━━━━━ TASK DATA ━━━━━

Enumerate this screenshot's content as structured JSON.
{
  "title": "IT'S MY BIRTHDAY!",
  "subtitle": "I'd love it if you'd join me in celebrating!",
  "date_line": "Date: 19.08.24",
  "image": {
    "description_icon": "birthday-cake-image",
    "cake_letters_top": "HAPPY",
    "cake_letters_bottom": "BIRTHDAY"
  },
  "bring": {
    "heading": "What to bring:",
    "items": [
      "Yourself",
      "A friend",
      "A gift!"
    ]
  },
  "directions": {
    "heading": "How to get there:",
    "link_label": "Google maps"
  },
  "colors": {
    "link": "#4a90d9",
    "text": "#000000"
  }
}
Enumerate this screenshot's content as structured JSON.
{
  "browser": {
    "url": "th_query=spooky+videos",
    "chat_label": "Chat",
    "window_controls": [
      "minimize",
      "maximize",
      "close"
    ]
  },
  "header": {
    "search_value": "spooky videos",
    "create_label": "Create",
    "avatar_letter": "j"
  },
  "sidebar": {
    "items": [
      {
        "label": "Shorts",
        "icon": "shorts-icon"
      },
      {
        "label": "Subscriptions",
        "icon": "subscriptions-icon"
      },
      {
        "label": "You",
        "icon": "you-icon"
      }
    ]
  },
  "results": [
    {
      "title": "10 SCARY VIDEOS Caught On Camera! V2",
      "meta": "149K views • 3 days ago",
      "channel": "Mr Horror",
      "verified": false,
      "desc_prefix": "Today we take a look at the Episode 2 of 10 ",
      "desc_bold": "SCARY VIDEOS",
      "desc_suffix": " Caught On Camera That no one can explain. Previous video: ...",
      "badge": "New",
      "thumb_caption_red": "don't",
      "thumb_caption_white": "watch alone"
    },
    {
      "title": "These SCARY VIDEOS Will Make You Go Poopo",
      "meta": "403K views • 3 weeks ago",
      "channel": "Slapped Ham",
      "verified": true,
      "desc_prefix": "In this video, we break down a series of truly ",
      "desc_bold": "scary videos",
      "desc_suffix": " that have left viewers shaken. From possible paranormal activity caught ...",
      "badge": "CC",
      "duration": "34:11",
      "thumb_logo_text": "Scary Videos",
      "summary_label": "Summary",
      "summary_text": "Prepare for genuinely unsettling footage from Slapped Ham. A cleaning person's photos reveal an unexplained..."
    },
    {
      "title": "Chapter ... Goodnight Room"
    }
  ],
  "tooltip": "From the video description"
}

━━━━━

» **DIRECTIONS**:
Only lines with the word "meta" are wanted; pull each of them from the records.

» **ANSWER FOR THIS EXERCISE**:
      "meta": "149K views • 3 days ago",
      "meta": "403K views • 3 weeks ago",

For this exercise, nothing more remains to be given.